The National Cancer Institute (NCI) wants to employ some supercomputers to help its researchers conquer lung cancer--the cancer causing the most deaths among Americans. GNS Healthcare, a provider of "Big Data" analytics for health customers, says today that it is working with the NCI on a new effort to match non-small cell lung cancer patients with appropriate treatments.
GNS is initially putting its supercomputing-enabled reverse-engineering forward-simulation platform to work with mouse MRI and genetic (or, more specifically, transcriptomic) data from NCI's Center for Advanced Preclinical Research. With the data, GNS aims to uncover potential biomarkers and biological networks that could be used in personalizing cancer treatments. The disease models that result from the computer-based experiments could also be used to inform later research to find new treatment options for patients.

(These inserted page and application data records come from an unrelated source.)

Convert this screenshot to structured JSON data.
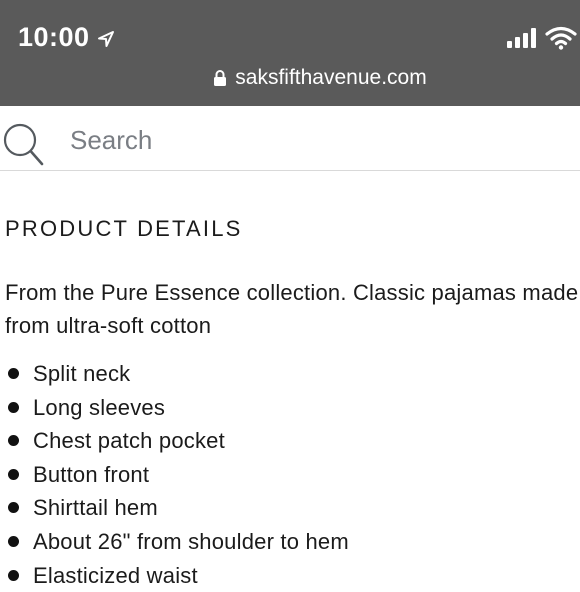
{
  "status_bar": {
    "time": "10:00",
    "url": "saksfifthavenue.com"
  },
  "search": {
    "placeholder": "Search"
  },
  "product_details": {
    "heading": "PRODUCT DETAILS",
    "description_line1": "From the Pure Essence collection. Classic pajamas made",
    "description_line2": "from ultra-soft cotton",
    "features": [
      "Split neck",
      "Long sleeves",
      "Chest patch pocket",
      "Button front",
      "Shirttail hem",
      "About 26\" from shoulder to hem",
      "Elasticized waist"
    ]
  },
  "icons": {
    "location": "location-arrow-icon",
    "signal": "cellular-signal-icon",
    "wifi": "wifi-icon",
    "lock": "lock-icon",
    "search": "search-icon"
  },
  "colors": {
    "status_bar_bg": "#5a5a5a",
    "text": "#1b1b1b",
    "placeholder": "#7a7e84",
    "divider": "#d9d9d9"
  }
}
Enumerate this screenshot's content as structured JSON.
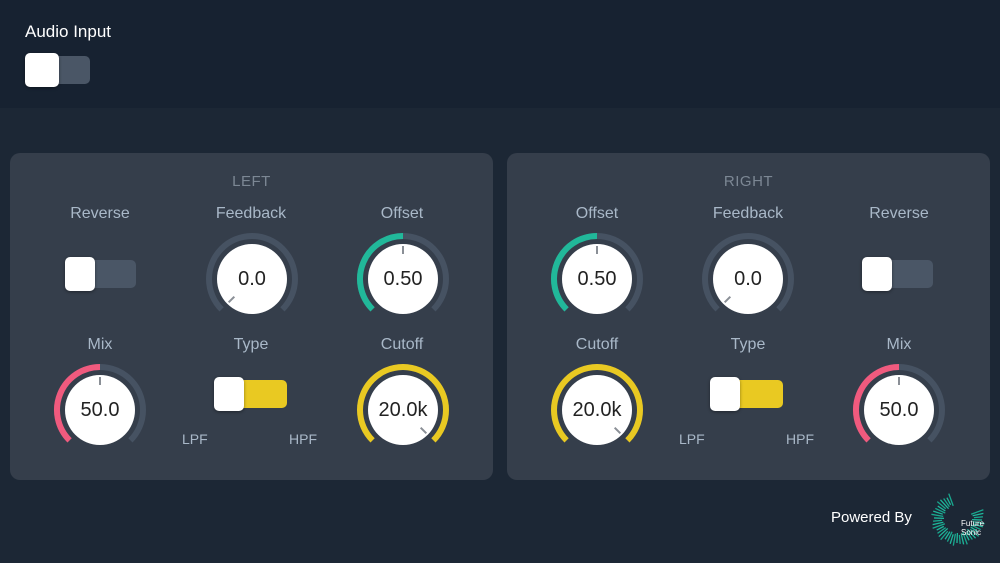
{
  "audio_input": {
    "label": "Audio Input",
    "on": false
  },
  "left": {
    "title": "LEFT",
    "reverse": {
      "label": "Reverse",
      "on": false
    },
    "feedback": {
      "label": "Feedback",
      "value": "0.0",
      "level": 0.0
    },
    "offset": {
      "label": "Offset",
      "value": "0.50",
      "level": 0.5
    },
    "mix": {
      "label": "Mix",
      "value": "50.0",
      "level": 0.5
    },
    "type": {
      "label": "Type",
      "low": "LPF",
      "high": "HPF",
      "selected": "LPF"
    },
    "cutoff": {
      "label": "Cutoff",
      "value": "20.0k",
      "level": 1.0
    }
  },
  "right": {
    "title": "RIGHT",
    "offset": {
      "label": "Offset",
      "value": "0.50",
      "level": 0.5
    },
    "feedback": {
      "label": "Feedback",
      "value": "0.0",
      "level": 0.0
    },
    "reverse": {
      "label": "Reverse",
      "on": false
    },
    "cutoff": {
      "label": "Cutoff",
      "value": "20.0k",
      "level": 1.0
    },
    "type": {
      "label": "Type",
      "low": "LPF",
      "high": "HPF",
      "selected": "LPF"
    },
    "mix": {
      "label": "Mix",
      "value": "50.0",
      "level": 0.5
    }
  },
  "footer": {
    "powered_by": "Powered By",
    "logo_line1": "Future",
    "logo_line2": "Sonic"
  },
  "colors": {
    "offset_arc": "#21b89a",
    "mix_arc": "#f05a7e",
    "cutoff_arc": "#e9c922",
    "track": "#465262",
    "toggle_on_yellow": "#e9c922"
  }
}
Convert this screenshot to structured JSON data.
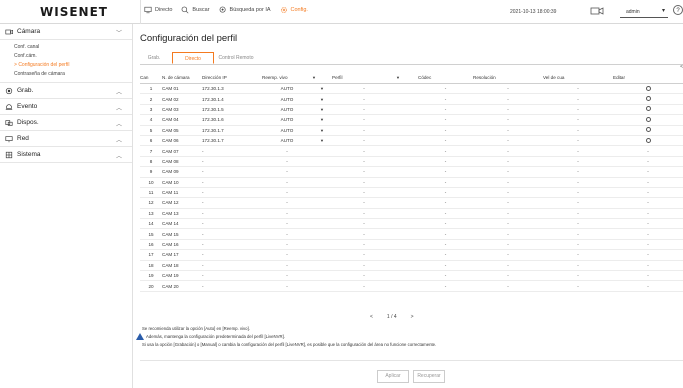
{
  "header": {
    "logo": "WISENET",
    "nav": [
      {
        "label": "Directo",
        "icon": "monitor-icon"
      },
      {
        "label": "Buscar",
        "icon": "search-icon"
      },
      {
        "label": "Búsqueda por IA",
        "icon": "ai-search-icon"
      },
      {
        "label": "Config.",
        "icon": "gear-icon"
      }
    ],
    "datetime": "2021-10-13 18:00:39",
    "user": "admin",
    "help": "?"
  },
  "sidebar": {
    "camera": {
      "label": "Cámara",
      "items": [
        "Conf. canal",
        "Conf.cám.",
        "Configuración del perfil",
        "Contraseña de cámara"
      ]
    },
    "sections": [
      "Grab.",
      "Evento",
      "Dispos.",
      "Red",
      "Sistema"
    ]
  },
  "main": {
    "title": "Configuración del perfil",
    "tabs": [
      "Grab.",
      "Directo",
      "Control Remoto"
    ],
    "scroll_indicator": "<",
    "columns": [
      "Can",
      "N. de cámara",
      "Dirección IP",
      "Reemp. vivo",
      "",
      "Perfil",
      "",
      "Códec",
      "Resolución",
      "Vel de cua",
      "Editar"
    ],
    "rows": [
      {
        "ch": "1",
        "name": "CAM 01",
        "ip": "172.30.1.3",
        "rep": "AUTO",
        "perfil": "-",
        "codec": "-",
        "res": "-",
        "fps": "-",
        "edit": true
      },
      {
        "ch": "2",
        "name": "CAM 02",
        "ip": "172.30.1.4",
        "rep": "AUTO",
        "perfil": "-",
        "codec": "-",
        "res": "-",
        "fps": "-",
        "edit": true
      },
      {
        "ch": "3",
        "name": "CAM 03",
        "ip": "172.30.1.5",
        "rep": "AUTO",
        "perfil": "-",
        "codec": "-",
        "res": "-",
        "fps": "-",
        "edit": true
      },
      {
        "ch": "4",
        "name": "CAM 04",
        "ip": "172.30.1.6",
        "rep": "AUTO",
        "perfil": "-",
        "codec": "-",
        "res": "-",
        "fps": "-",
        "edit": true
      },
      {
        "ch": "5",
        "name": "CAM 05",
        "ip": "172.30.1.7",
        "rep": "AUTO",
        "perfil": "-",
        "codec": "-",
        "res": "-",
        "fps": "-",
        "edit": true
      },
      {
        "ch": "6",
        "name": "CAM 06",
        "ip": "172.30.1.7",
        "rep": "AUTO",
        "perfil": "-",
        "codec": "-",
        "res": "-",
        "fps": "-",
        "edit": true
      },
      {
        "ch": "7",
        "name": "CAM 07",
        "ip": "-",
        "rep": "-",
        "perfil": "-",
        "codec": "-",
        "res": "-",
        "fps": "-",
        "edit": false
      },
      {
        "ch": "8",
        "name": "CAM 08",
        "ip": "-",
        "rep": "-",
        "perfil": "-",
        "codec": "-",
        "res": "-",
        "fps": "-",
        "edit": false
      },
      {
        "ch": "9",
        "name": "CAM 09",
        "ip": "-",
        "rep": "-",
        "perfil": "-",
        "codec": "-",
        "res": "-",
        "fps": "-",
        "edit": false
      },
      {
        "ch": "10",
        "name": "CAM 10",
        "ip": "-",
        "rep": "-",
        "perfil": "-",
        "codec": "-",
        "res": "-",
        "fps": "-",
        "edit": false
      },
      {
        "ch": "11",
        "name": "CAM 11",
        "ip": "-",
        "rep": "-",
        "perfil": "-",
        "codec": "-",
        "res": "-",
        "fps": "-",
        "edit": false
      },
      {
        "ch": "12",
        "name": "CAM 12",
        "ip": "-",
        "rep": "-",
        "perfil": "-",
        "codec": "-",
        "res": "-",
        "fps": "-",
        "edit": false
      },
      {
        "ch": "13",
        "name": "CAM 13",
        "ip": "-",
        "rep": "-",
        "perfil": "-",
        "codec": "-",
        "res": "-",
        "fps": "-",
        "edit": false
      },
      {
        "ch": "14",
        "name": "CAM 14",
        "ip": "-",
        "rep": "-",
        "perfil": "-",
        "codec": "-",
        "res": "-",
        "fps": "-",
        "edit": false
      },
      {
        "ch": "15",
        "name": "CAM 15",
        "ip": "-",
        "rep": "-",
        "perfil": "-",
        "codec": "-",
        "res": "-",
        "fps": "-",
        "edit": false
      },
      {
        "ch": "16",
        "name": "CAM 16",
        "ip": "-",
        "rep": "-",
        "perfil": "-",
        "codec": "-",
        "res": "-",
        "fps": "-",
        "edit": false
      },
      {
        "ch": "17",
        "name": "CAM 17",
        "ip": "-",
        "rep": "-",
        "perfil": "-",
        "codec": "-",
        "res": "-",
        "fps": "-",
        "edit": false
      },
      {
        "ch": "18",
        "name": "CAM 18",
        "ip": "-",
        "rep": "-",
        "perfil": "-",
        "codec": "-",
        "res": "-",
        "fps": "-",
        "edit": false
      },
      {
        "ch": "19",
        "name": "CAM 19",
        "ip": "-",
        "rep": "-",
        "perfil": "-",
        "codec": "-",
        "res": "-",
        "fps": "-",
        "edit": false
      },
      {
        "ch": "20",
        "name": "CAM 20",
        "ip": "-",
        "rep": "-",
        "perfil": "-",
        "codec": "-",
        "res": "-",
        "fps": "-",
        "edit": false
      }
    ],
    "pagination": {
      "prev": "<",
      "page": "1 / 4",
      "next": ">"
    },
    "notes": [
      "Se recomienda utilizar la opción [Auto] en [Reemp. vivo].",
      "Además, mantenga la configuración predeterminada del perfil [LiveNVR].",
      "Si usa la opción [Grabación] o [Manual] o cambia la configuración del perfil [LiveNVR], es posible que la configuración del área no funcione correctamente."
    ],
    "buttons": {
      "apply": "Aplicar",
      "restore": "Recuperar"
    }
  },
  "colors": {
    "accent": "#f47a20",
    "warning": "#2a5caa"
  }
}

This collaboration could raise GNS's profile in the oncology community. As GNS co-founder and CEO Colin Hill recently told FierceBiotech IT in an interview, the company has been seeking new opportunities to show that its technology can play a key role in advancing personalized treatments. The company has previously worked in the oncology drug arena with Johnson & Johnson ($JNJ), according to Hill. So the start-up has some experience in applying its technology to this field.
"GNS is excited to be deploying our supercomputer-driven (technology) to enable the maximal extraction of actionable knowledge from the rich lung cancer datasets generated by the NCI," GNS executive vice president and co-founder Iya Khalil, said. "Combined with the expertise of our NCI colleagues in lung cancer biology and in designing powerful experiments to uncover its key mechanisms, we are creating the opportunity to provide better outcomes for lung cancer patients."
- here's the GNS release